Game theoretic examples like these show that sometimes acting in rational self interest (defined solely in terms of ones own individual goals), without combining effort with other people and forming agreements, can lead to less than optimal conditions for yourself. Think of what kinds of actual situations you might experience which are like this.

Hobbes's Contract Theory
• Thomas Hobbes was an English philosopher who lived 1588-1679.
• His relevant work for our discussion is Leviathan, 1651.
• In the state of Nature, there would be
no place for industry, because the fruit thereof is uncertain; and consequently no culture of the earth; no navigation, nor use of the commodities that may be imported by Sea; no commodious Building; no Instruments of moving and removing such things as require much force; no Knowledge of the face of the Earth; no account of Time; no Arts; no Letters; and which is worst of all, continuall feare, and danger of violent death; And the life of man, solitary, poore, nasty, brutish, and short [Leviathan].
• Our best solution is to give up some freedoms in exchange for other people giving up those freedoms. The freedoms we would then be inclined to give up are those that would harm us if exercised against us.
• Hobbes thought that we needed a strong government to enforce this implicit social contract.
• But Hobbesian contract theory is one source of the ideas that underlie classical liberalism: that our social arrangement should be the one that ensures each of us the maximum freedom consistent with all of us having those freedoms, and with minimal harm to each other.

Rawls's Contract Theory
• John Rawls was an American philosopher, 1921-2002.
• Rawls is most noteworthy in this context for having introduced a radical new way of thinking about contract theory, and a new normative use of it.
• Rawls introduces the concept of the "veil of ignorance": each person is to decide upon the society that they want if they do not know what job or sex or race or savings and etc. they would have when they return to that world.

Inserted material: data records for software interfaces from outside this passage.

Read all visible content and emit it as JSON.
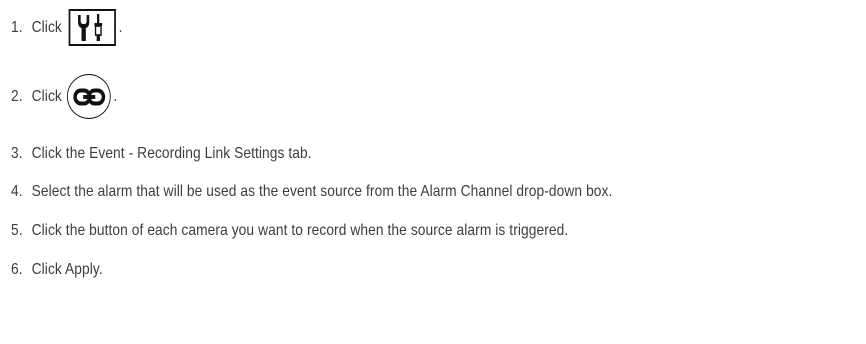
{
  "steps": [
    {
      "number": "1.",
      "text": "Click",
      "icon": "tools-icon",
      "suffix": "."
    },
    {
      "number": "2.",
      "text": "Click",
      "icon": "chain-link-icon",
      "suffix": "."
    },
    {
      "number": "3.",
      "text": "Click the Event - Recording Link Settings tab."
    },
    {
      "number": "4.",
      "text": "Select the alarm that will be used as the event source from the Alarm Channel drop-down box."
    },
    {
      "number": "5.",
      "text": "Click the button of each camera you want to record when the source alarm is triggered."
    },
    {
      "number": "6.",
      "text": "Click Apply."
    }
  ]
}
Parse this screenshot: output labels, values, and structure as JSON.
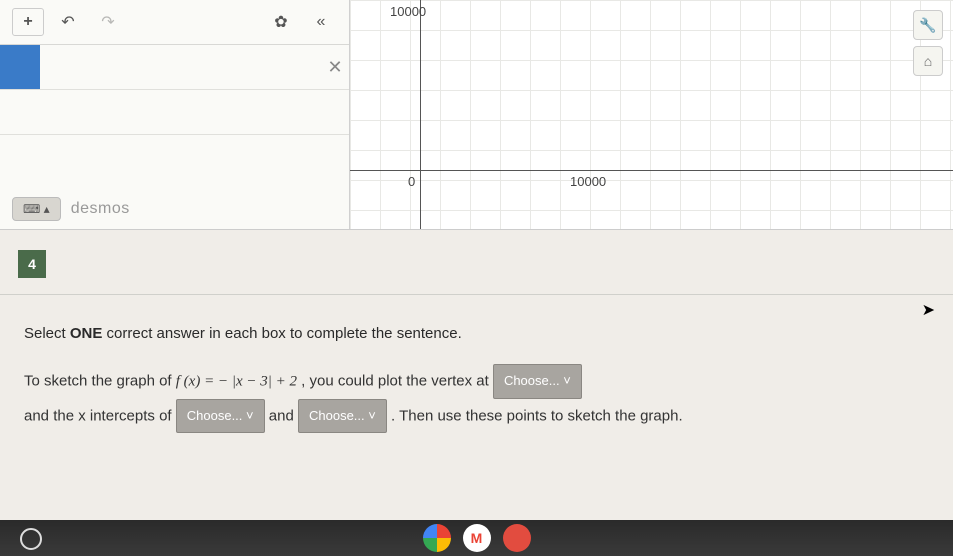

• Rawls sees this as an application of the idea that justice is fairness. If justice is fairness, presumably we should treat everyone fairly. But how do we describe such a situation? We imagine what would be our social decisions from behind the veil of ignorance.
• Behind the veil, Rawls argues we would decide for:
• The minimax principle: shape the economy to maximize the minimum.
• (Classical) liberal freedoms: allow the maximum freedoms for all that are consistent with all of us having those freedoms (e.g., generally, if there is some general freedom you do not want exercised against you, then don't give that freedom to anyone).